━━ DATA PROVIDED ━━

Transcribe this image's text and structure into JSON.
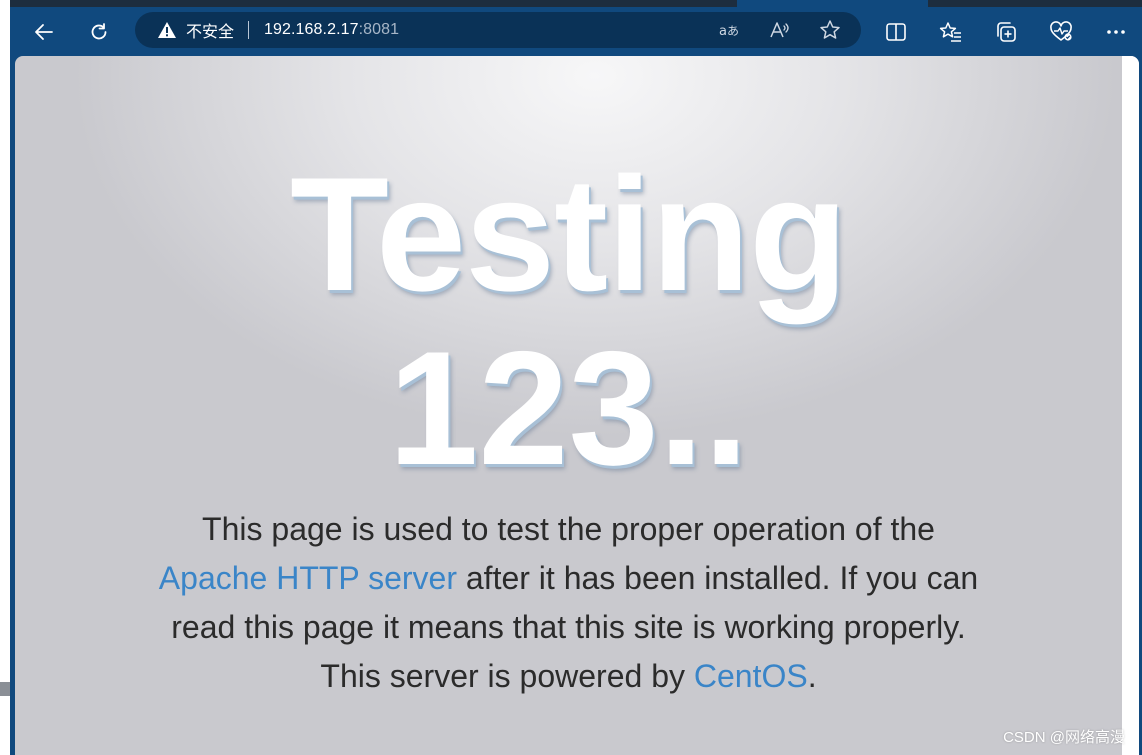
{
  "browser": {
    "security_label": "不安全",
    "url_host": "192.168.2.17",
    "url_port": ":8081",
    "icons": {
      "back": "back-arrow-icon",
      "refresh": "refresh-icon",
      "warning": "warning-triangle-icon",
      "translate": "translate-icon",
      "read_aloud": "read-aloud-icon",
      "favorite": "star-icon",
      "split_screen": "split-screen-icon",
      "favorites": "favorites-list-icon",
      "collections": "collections-icon",
      "performance": "heart-pulse-icon",
      "more": "more-dots-icon"
    }
  },
  "page": {
    "headline_line1": "Testing",
    "headline_line2": "123..",
    "lead_line1": "This page is used to test the proper operation of the",
    "apache_link": "Apache HTTP server",
    "lead_line2_rest": " after it has been installed. If you can",
    "lead_line3": "read this page it means that this site is working properly.",
    "lead_line4_pre": "This server is powered by ",
    "centos_link": "CentOS",
    "lead_line4_post": "."
  },
  "watermark": "CSDN @网络高漫",
  "colors": {
    "chrome": "#10497e",
    "address_bar": "#0a3257",
    "link": "#3a85c8",
    "text": "#2b2b2b"
  }
}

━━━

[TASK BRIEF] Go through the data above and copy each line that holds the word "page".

[REPLY]
  "page": {
    "lead_line1": "This page is used to test the proper operation of the",
    "lead_line3": "read this page it means that this site is working properly.",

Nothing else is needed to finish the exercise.